Either way though, they’re free – so you get what you pay for.
The Android Market abounds with Augmented Reality (AR) apps just as the iTunes apps store waits for its own deluge of such apps. Although the first wave of AR iPhone apps was expected to follow after the launch of the new iPhone OS, Yelp has shipped the first installment of augmented fun to keep US-based iPhone users occupied in the interim. The augmented reality feature is only meant for the iPhone 3Gs.
When the FCC got involved in the rejection of the Google Voice application for the iPhone, opinions were mixed. While iPhone users almost universally wanted to know where to point the blame, they were also unsure if government intervention was the way to go. Regardless of where you fall on the issue the verdict is in, and it now appears Apple is the guilty party.
In a written response to the FCC, AT&T claims the telecommunications company had “no role in Apple’s consideration of Google Voice or related applications”. The filing also revealed another juicy tidbit of information we’ve all been wondering about for months now. AT&T has actually been involved in the app approval process on at least a handful of occasions, but from what we can tell, this was limited to bandwidth hogging applications such as Pandora, and MobiTV that Apple feared would impact the overall stability of the 3G wireless network.
Apple, knowing that it was caught red handed, was quick to point out in its FCC filing that they have “not rejected the Google Voice Application” and that they “continue to study it”. It appears that the primary reason for the rejection is limited to concerns over how Google Voice alters “the iPhone’s distinctive user experience”. Apple fanboys will no doubt take this reasoning as the directive of Steve Jobs and leave it be, but Google was quick to remind us that Android forces no such restrictions.
“Google doesn’t screen or reject Android Market apps on the basis of content or functionality”. Everyone who uses an iPhone knows they are locked into Steve’s world, but should iPhone users accept that?
The Apple App Store for the iPhone/iPod Touch has proved to be a huge hit and forced the introduction of similar services on rival mobile platforms. However, Vic Gundotra, vp of engineering at Google, believes such app stores will not have much of an impact in the future. He expects mobile web browsers to be more than equipped to deliver all kinds of content in the future.
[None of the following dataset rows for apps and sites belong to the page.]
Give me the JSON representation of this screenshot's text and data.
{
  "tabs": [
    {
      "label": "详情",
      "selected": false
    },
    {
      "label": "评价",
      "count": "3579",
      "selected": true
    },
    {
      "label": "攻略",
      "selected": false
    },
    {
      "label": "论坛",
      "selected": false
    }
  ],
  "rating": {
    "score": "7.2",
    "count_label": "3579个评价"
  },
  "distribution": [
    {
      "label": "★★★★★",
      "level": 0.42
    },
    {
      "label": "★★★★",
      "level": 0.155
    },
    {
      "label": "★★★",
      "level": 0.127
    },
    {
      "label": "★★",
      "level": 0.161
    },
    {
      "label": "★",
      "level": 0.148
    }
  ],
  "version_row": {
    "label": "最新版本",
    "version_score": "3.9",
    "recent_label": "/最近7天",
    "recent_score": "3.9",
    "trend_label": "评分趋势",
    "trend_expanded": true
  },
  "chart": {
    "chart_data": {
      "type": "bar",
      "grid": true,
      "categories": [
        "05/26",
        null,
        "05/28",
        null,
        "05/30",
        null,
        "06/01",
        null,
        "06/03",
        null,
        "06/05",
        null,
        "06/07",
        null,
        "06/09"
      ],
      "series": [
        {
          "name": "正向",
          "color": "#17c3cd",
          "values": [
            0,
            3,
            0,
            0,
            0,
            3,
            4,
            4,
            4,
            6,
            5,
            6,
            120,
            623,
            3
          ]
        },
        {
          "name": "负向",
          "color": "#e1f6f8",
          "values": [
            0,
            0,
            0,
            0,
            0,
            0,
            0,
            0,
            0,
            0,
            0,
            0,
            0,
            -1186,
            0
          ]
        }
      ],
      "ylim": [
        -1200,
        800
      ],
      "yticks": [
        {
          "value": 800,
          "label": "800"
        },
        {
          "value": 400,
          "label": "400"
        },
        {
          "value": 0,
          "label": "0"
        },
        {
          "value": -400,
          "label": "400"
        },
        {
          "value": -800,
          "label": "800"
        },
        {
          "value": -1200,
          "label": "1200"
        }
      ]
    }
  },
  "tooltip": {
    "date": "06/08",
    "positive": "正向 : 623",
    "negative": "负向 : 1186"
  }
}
“Many, many applications can be delivered through the browser and what that does for our costs is stunning,” Gundotra said at the Mobilebeat Conference in San Francisco. Palm’s Michael Abbot seconded his opinion and cited the introduction of HTML5 standards, which has made it easier for web apps to make use of a phone’s hardware, as a portent of things to follow.